Three pro-gun lobbying groups, including the National Rifle Association, filed suit against the city of Seattle on Monday for instituting a "gun violence tax" which places a local levy on firearms and ammunition to support violence prevention programs and research.
In addition to the NRA, the lawsuit was filed by two other national groups, the Second Amendment Foundation and the National Shooting Sports Foundation, alongside local gun owners and two Seattle-based gun shops, the Outdoor Emporium and Precise Shooter.
Passed by the City Council earlier this month and slated to go into effect in January, the Seattle ordinance requires that gun owners report to the police any instance of lost or stolen guns and places a $25 municipal tax on every gun purchased within the city limits. In the suit, the pro-gun opponents argue the city does not have the authority to impose what they say amounts to a law restricting gun ownership.
According to the Seattle Post-Intelligencer:
Using an analogy to the civil rights movement, Alan Gottlieb, founder of the Second Amendment Foundation, argued: "We’re battling what amounts to a poll tax on gun owners and retailers."
The Gun Lobby has put firepower behind the suit. The plaintiffs include the National Rifle Association, the Second Amendment Foundation and the National Shooting Sports Foundation, along with two Seattle businesses, Outdoor Emporium and Precise Shooter.
The plaintiffs are again arguing that all local firearms measures are preempted by a 35-year-old law that gives the state authority over gun legislation. The law was used to overturn a previous city ban on packing heat in city parks.
"The city does not seem to understand that no matter how they wrap this package, it’s still a gun control law and it violates Washington’s longstanding preemption statute," Gottlieb added.

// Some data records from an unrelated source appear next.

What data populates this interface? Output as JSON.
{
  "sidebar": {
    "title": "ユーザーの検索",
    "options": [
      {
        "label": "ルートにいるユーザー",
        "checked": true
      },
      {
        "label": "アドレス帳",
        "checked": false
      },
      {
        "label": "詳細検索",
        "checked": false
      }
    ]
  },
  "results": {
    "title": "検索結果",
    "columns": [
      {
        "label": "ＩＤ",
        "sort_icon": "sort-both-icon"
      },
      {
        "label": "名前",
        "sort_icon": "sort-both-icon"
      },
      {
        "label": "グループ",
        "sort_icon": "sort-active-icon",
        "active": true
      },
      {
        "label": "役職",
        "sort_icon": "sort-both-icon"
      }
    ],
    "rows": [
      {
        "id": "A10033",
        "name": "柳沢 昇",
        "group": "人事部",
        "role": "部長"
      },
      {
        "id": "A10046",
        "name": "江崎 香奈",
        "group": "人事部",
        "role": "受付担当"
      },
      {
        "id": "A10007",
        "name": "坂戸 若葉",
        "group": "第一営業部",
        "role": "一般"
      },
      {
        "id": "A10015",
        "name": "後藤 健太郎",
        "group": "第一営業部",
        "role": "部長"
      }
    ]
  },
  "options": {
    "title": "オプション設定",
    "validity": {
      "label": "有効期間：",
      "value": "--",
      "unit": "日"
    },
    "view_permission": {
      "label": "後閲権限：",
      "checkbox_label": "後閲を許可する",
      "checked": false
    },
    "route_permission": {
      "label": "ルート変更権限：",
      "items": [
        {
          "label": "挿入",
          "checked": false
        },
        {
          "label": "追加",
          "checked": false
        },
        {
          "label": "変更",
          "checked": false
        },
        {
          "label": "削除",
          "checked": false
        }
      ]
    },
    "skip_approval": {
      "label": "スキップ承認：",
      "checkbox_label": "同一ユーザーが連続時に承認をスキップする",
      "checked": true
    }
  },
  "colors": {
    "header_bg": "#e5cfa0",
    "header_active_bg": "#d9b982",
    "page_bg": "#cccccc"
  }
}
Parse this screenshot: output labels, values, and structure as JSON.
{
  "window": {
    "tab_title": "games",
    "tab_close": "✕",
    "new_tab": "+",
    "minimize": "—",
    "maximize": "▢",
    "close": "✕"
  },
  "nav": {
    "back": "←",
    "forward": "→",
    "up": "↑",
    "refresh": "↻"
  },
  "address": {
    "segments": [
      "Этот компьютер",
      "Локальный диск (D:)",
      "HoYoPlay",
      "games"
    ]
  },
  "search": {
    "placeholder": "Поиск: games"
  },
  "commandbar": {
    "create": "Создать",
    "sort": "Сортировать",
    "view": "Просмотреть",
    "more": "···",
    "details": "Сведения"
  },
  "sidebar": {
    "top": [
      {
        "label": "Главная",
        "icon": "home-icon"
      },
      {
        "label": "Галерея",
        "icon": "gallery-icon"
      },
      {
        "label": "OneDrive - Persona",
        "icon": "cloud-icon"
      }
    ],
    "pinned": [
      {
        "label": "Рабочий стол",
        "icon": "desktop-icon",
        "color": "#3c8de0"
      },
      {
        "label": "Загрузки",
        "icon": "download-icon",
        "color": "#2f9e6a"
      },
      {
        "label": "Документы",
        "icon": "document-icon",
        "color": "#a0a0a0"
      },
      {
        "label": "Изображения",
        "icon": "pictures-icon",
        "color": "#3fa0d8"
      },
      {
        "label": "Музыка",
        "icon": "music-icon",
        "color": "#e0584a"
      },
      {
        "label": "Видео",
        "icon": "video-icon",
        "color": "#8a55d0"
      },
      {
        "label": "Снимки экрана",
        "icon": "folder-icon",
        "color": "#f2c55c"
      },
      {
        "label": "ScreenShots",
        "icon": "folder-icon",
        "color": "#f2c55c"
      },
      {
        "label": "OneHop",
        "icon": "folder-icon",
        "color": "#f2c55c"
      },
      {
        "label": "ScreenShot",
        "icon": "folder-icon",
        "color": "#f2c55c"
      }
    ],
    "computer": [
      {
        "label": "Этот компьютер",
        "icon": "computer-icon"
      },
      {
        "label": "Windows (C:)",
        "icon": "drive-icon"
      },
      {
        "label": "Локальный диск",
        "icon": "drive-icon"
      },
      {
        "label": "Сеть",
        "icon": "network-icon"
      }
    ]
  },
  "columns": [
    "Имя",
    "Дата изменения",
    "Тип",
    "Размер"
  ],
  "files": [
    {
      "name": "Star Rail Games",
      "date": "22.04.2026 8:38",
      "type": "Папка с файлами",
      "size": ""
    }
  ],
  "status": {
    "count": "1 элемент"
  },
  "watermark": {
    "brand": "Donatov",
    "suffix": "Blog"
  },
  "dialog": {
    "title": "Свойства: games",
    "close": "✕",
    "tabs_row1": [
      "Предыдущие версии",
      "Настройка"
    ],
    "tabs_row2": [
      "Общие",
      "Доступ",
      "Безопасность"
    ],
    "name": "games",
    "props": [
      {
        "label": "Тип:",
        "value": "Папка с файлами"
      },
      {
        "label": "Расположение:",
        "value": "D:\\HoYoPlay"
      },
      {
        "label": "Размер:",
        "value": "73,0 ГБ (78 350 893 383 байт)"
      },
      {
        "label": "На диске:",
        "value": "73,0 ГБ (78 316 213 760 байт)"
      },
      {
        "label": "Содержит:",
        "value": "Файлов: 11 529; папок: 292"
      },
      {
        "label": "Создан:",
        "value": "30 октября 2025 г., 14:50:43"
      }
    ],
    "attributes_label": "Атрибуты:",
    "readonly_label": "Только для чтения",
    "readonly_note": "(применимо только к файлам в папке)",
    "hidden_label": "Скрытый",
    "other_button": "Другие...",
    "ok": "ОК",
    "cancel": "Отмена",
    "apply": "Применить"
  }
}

"The ordinance serves only as a piece of propaganda, because the ordinance's mandates are legally unenforceable," reads the lawsuit. "The state of Washington has the exclusive right to regulate the sale of firearms in Washington, and cities may not enact local laws or regulations related to the sale of firearms."
However, in a statement issued Monday, the office of City Attorney Pete Holmes argued the city's belief that "it is well within its legal authority to tax the sales of firearms and ammunition and will vigorously defend the ordinance in court. We are pleased the NRA et al. opted not to oppose the requirement that owners report lost or stolen weapons to the SPD."
In defending the city's ordinance, Renée Hopkins, executive director of the Washington Alliance for Gun Responsibility, said the law represents "bold and innovative steps" taken by the city "to invest in public programs that benefit the community" and characterized the lawsuit as "just the latest attempt by the gun lobby to use litigation to overturn the will of the people."
Instead of recognizing the gun violence tax as a workable and modest solution to help battle the violence associated with guns, Hopkins continued, the NRA and its local and national allies have simply "doubled down on the cynical rhetoric and obstructionist tactics that would rob law enforcement and public health professionals of key data and tools at a time when they are needed most."
The lawsuit by the powerful gun lobby comes in Seattle despite growing national concern about the scourge of gun violence in recent years. As Common Dreams reported on Monday, the troubling pattern of mass shootings—made increasingly frequent by a violent society awash in military-style weapons—is now being considered part of the "dark side of American exceptionalism."
Hopkins said her group will continue to do its part by standing together with the city to fight the lawsuit.
"The gun lobby still hasn’t gotten the message," she said, "and we look forward to helping Seattle and Washington State continue to take meaningful action to address gun violence."